From Gonarezhou we headed for Matobo National Park. After a quick ‘B’ service on the Hilux in Chiredzi, during which we shopped and continued the eternal search for an internet connection, we headed north towards Lake Mutirikwi via Zaka, passing through picturesque rocky granite koppies.
Beautiful huts amongst the granite koppies.
These were just an appetiser for what we would see along the Glenlivet road, where we closely skirted the lake to the east and south. Huge black domes of smooth rock dominated the vistas with the road snaking its way between them. The blue waters of the lake occupy every crevice of its dissected shoreline, appearing on the map like a giant nerve synapse, with large and small vegetated bouldered islands peeking out.
Norma Jeane’s Lodge, our destination, proved to be just as perfect as I remembered it from a visit some 14 years ago. Manicured gardens, an immaculate campsite and ablutions and friendly staff hosted us for two days whilst we caught up with computer work and other chores. We were surprised to hear lions roaring in the early morning and were informed that the Parks Board kept them in an enclosure across the lake.
After I managed to post the blog in Masvingo while Pete did some more shopping, we set out for Matobo National Park with the GPS set on shortest route. This took us on the most rural of back roads, many washed out with only animal tracks on the sandy strips. Nearer the park we encountered charming rocky granite koppies, thickly wooded with mature msasa trees.
Nearly at our destination, sloppy vehicle performance indicated our first puncture (caused by an 8mm bolt). With the light fading we chose to pump it and press on.
Matobo National Park
Matobo National Park is a gem. It is renowned for the Matobo Hills with its massive boulders and balancing rocks. It almost resembles the playground of a giant boy with huge rocks stacked up like building blocks.
We drove towards Maleme Dam campsite with the golden light of the late afternoon showing off the tawny grasses and beautifully bouldered koppies, many of them displaying their earthy colours to full advantage.
Arriving just before it got dark we drove down a steep hill between two massive granite rocks standing sentry above the dam and being in a hurry, we trusted the GPS instead of the warden’s directions and turned left for what later turned out to be the picnic site. We hastily built a fire and organised ourselves, as there were no showers. The temperature plummeted next to the dam and we were grateful for the warm blaze of the cosy fire and the hot water from the jerry can to wash ourselves.

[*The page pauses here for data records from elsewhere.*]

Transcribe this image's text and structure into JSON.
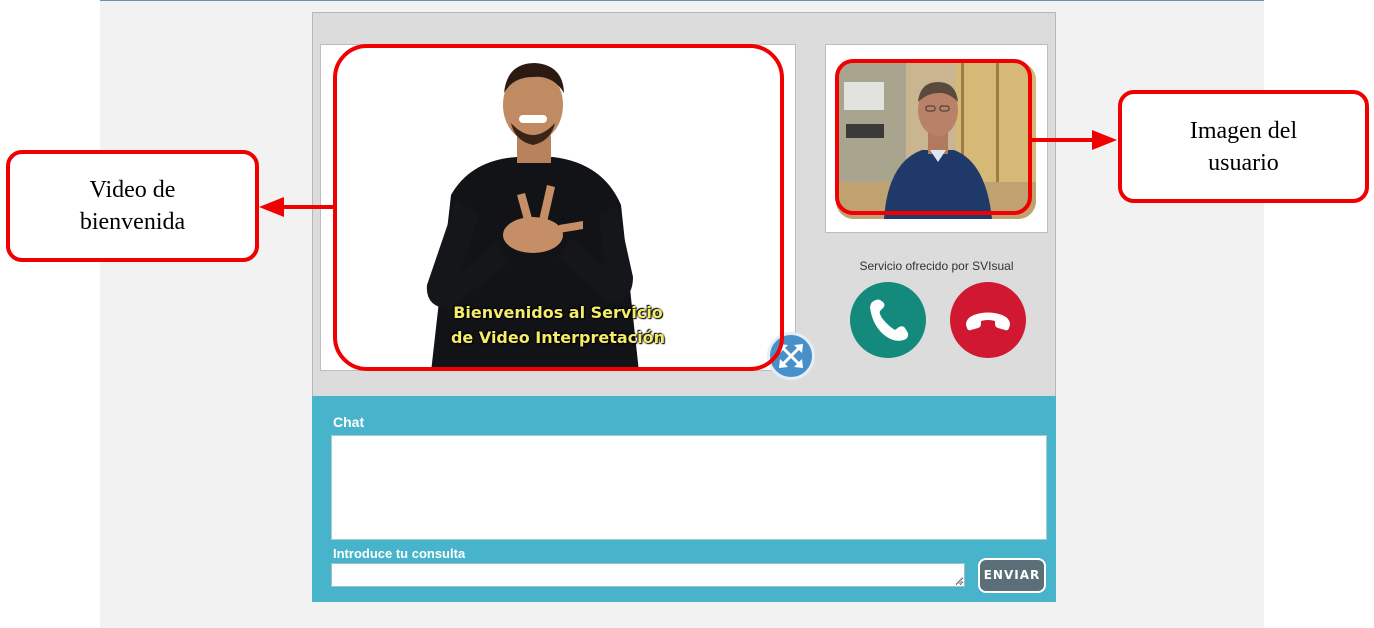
{
  "video": {
    "subtitle_line1": "Bienvenidos al Servicio",
    "subtitle_line2": "de Video Interpretación"
  },
  "service": {
    "provider_text": "Servicio ofrecido por SVIsual"
  },
  "chat": {
    "label": "Chat",
    "query_label": "Introduce tu consulta",
    "query_value": "",
    "send_label": "ENVIAR"
  },
  "annotations": {
    "welcome_video_line1": "Video de",
    "welcome_video_line2": "bienvenida",
    "user_image_line1": "Imagen del",
    "user_image_line2": "usuario"
  },
  "icons": {
    "expand": "expand-arrows-icon",
    "call": "phone-icon",
    "hangup": "hang-up-icon"
  },
  "colors": {
    "highlight": "#f00000",
    "chat_bg": "#47b4cb",
    "call_green": "#138a7c",
    "hangup_red": "#d01833",
    "expand_blue": "#4a90c8"
  }
}
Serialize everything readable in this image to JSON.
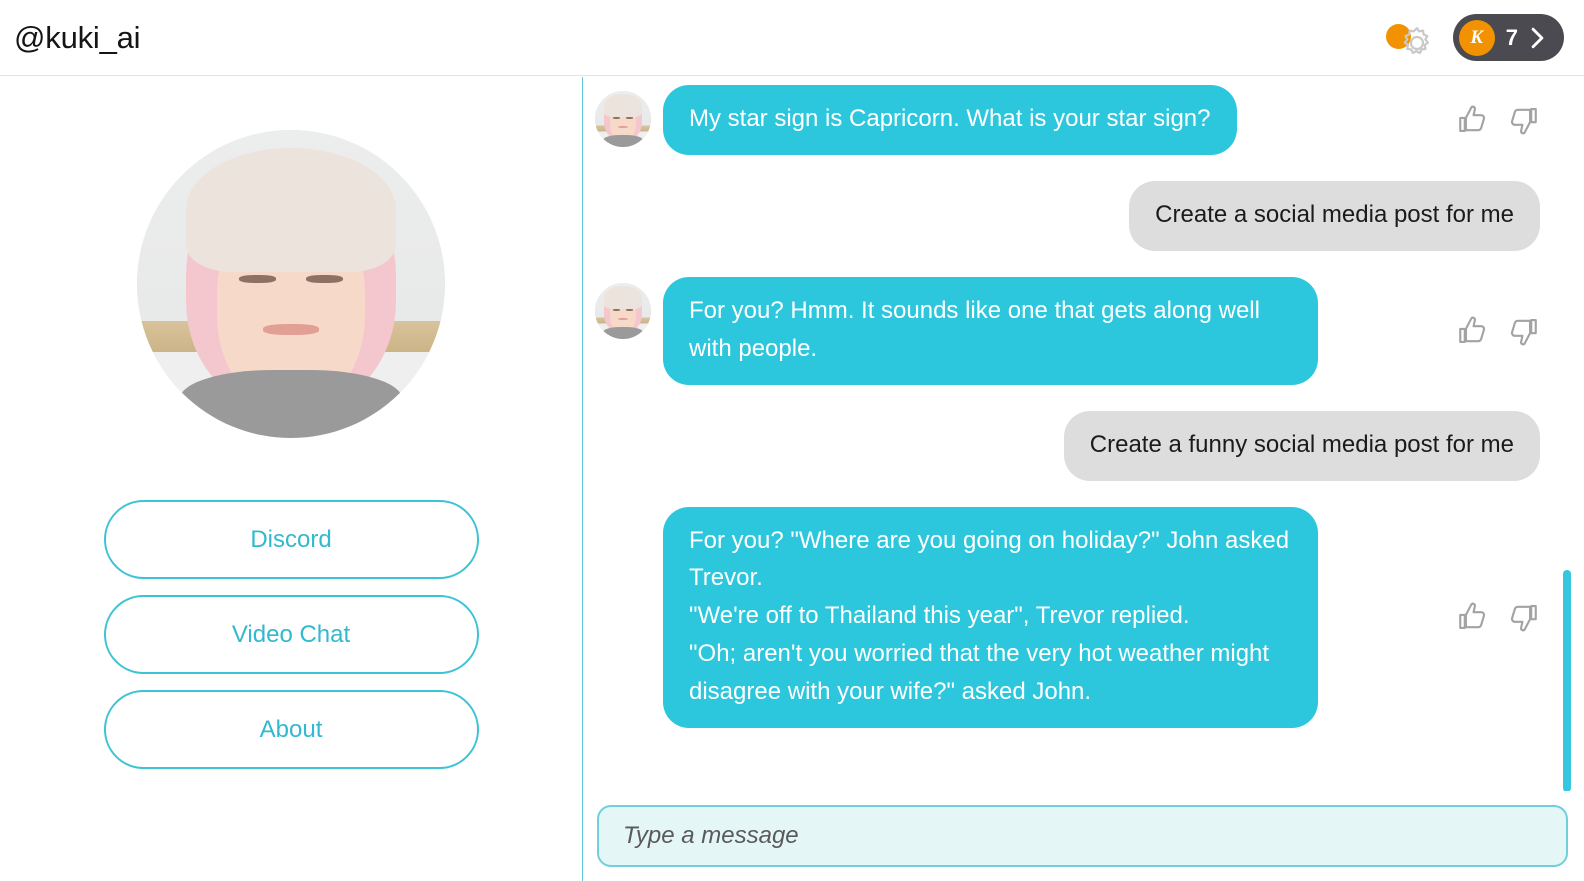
{
  "header": {
    "handle": "@kuki_ai",
    "settings_icon": "gear-icon",
    "notification_dot_color": "#f39200",
    "user_pill": {
      "badge_letter": "K",
      "count": "7",
      "chevron_icon": "chevron-right-icon",
      "background_color": "#4a4a50"
    }
  },
  "sidebar": {
    "avatar_alt": "kuki-avatar",
    "buttons": [
      {
        "label": "Discord",
        "name": "discord-button"
      },
      {
        "label": "Video Chat",
        "name": "video-chat-button"
      },
      {
        "label": "About",
        "name": "about-button"
      }
    ]
  },
  "chat": {
    "messages": [
      {
        "sender": "bot",
        "text": "My star sign is Capricorn. What is your star sign?",
        "has_rating": true
      },
      {
        "sender": "user",
        "text": "Create a social media post for me",
        "has_rating": false
      },
      {
        "sender": "bot",
        "text": "For you? Hmm. It sounds like one that gets along well with people.",
        "has_rating": true
      },
      {
        "sender": "user",
        "text": "Create a funny social media post for me",
        "has_rating": false
      },
      {
        "sender": "bot",
        "text": "For you? \"Where are you going on holiday?\" John asked Trevor.\n\"We're off to Thailand this year\", Trevor replied.\n\"Oh; aren't you worried that the very hot weather might disagree with your wife?\" asked John.",
        "has_rating": true
      }
    ],
    "rating_icons": {
      "up": "thumbs-up-icon",
      "down": "thumbs-down-icon"
    },
    "bot_bubble_color": "#2dc7dd",
    "user_bubble_color": "#dddddd",
    "scrollbar_color": "#35c7dd"
  },
  "composer": {
    "placeholder": "Type a message",
    "value": ""
  },
  "theme": {
    "accent": "#3cc3d4",
    "accent_dark": "#32b9cd",
    "orange": "#f39200"
  }
}
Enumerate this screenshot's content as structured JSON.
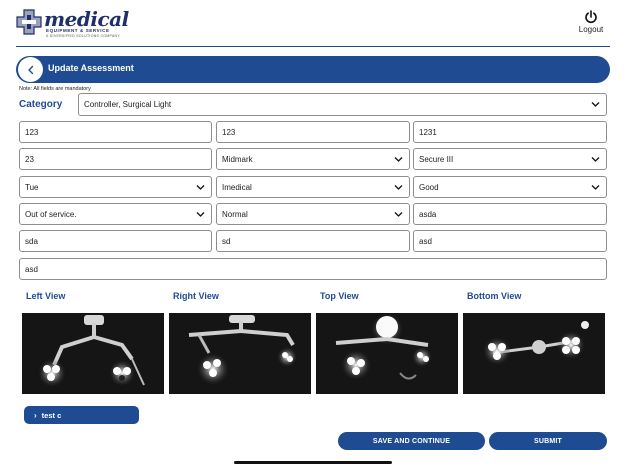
{
  "brand": {
    "name": "medical",
    "tagline": "EQUIPMENT & SERVICE",
    "subtag": "A DIVERSIFIED SOLUTIONS COMPANY",
    "color": "#1f2f6b"
  },
  "header": {
    "logout_label": "Logout",
    "logout_icon": "power-icon"
  },
  "titlebar": {
    "title": "Update Assessment",
    "back_icon": "chevron-left-icon",
    "color": "#1f4b93"
  },
  "form": {
    "note": "Note: All fields are mandatory",
    "category_label": "Category",
    "category_value": "Controller, Surgical Light",
    "row1": [
      "123",
      "123",
      "1231"
    ],
    "row2": {
      "f1": "23",
      "f2": "Midmark",
      "f3": "Secure III"
    },
    "row3": {
      "f1": "Tue",
      "f2": "Imedical",
      "f3": "Good"
    },
    "row4": {
      "f1": "Out of service.",
      "f2": "Normal",
      "f3": "asda"
    },
    "row5": [
      "sda",
      "sd",
      "asd"
    ],
    "row6": "asd"
  },
  "views": {
    "left": "Left View",
    "right": "Right View",
    "top": "Top View",
    "bottom": "Bottom View"
  },
  "section": {
    "label": "test c"
  },
  "actions": {
    "save_continue": "SAVE AND CONTINUE",
    "submit": "SUBMIT"
  }
}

Matobo is the oldest protected area in Zimbabwe, declared in 1926. It is a small park, only 440 square km, and was declared a World Heritage Site in 2003 because of its cultural significance and diverse environment.
Some of the colourful boulders of the Matobo Hills.
Matobo means ‘bald heads’, an epithet said to have been conferred by Mzilikazi, founder of Zimbabwe’s Ndebele nation. Interestingly both him and Cecil John Rhodes chose to be buried in the Matobo Hills.
The area is rich in history and culture. Numerous caves with Bushmen paintings give clues to the early human inhabitants of the area. At Pomongwe Cave thousands of Stone and Iron Age artefacts are on display. Some of them date back as far as 14 000 BC.
The rock paintings of Matobo are very well preserved.
The next morning we awakened to the lonely, plaintive cry of the fish eagle and the staccato alarm calls of a troop of baboons. Braving what almost felt like frost, we breakfasted and after Pete plugged the puncture, went off to explore the western region, hiking a short way up to Nswatugi Cave, with its smooth hollow dome and excellent bushman paintings.
After wildlife was reintroduced, the western quarter was designated as a Game Park in 1963. Here we had our first good hippo sightings of the trip. Apparently the park has black and white rhino and it is said to host the largest population of the endangered Black Eagle.
We had coffee and lunch stops at Mezilume and Mpopoma Dams but as the facilities were minimal with no water and only dilapidated ablutions, the lure of the hot showers that we had discovered that morning at the ‘real’ campsite at Maleme Dam encouraged us to return for a second night.
With the GPS reading four degrees Celsius the next morning, we set off for a last quick drive around the central section and discovered that the park entry fees don’t include access to the World Heritage Sites such as Rhodes’ Grave, World’s View or any of the caves, rock paintings or shrines. It was interesting to note that the colonial history regarding the establishment of Rhodesia (now Zimbabwe) has been preserved at the ticket office.
For us the natural beauty of the park with its amazing rocky outcrops and dwalas (whale-back mountains) was enough and we opted not to pay extra on top of the park entry fees. Instead we decided to head north-west for the shores of Lake Kariba…
Follow us on the live map
There was a technical problem with our vehicle tracker but we’ve been told that it has been sorted out and it should be possible to follow our actual route on the live map.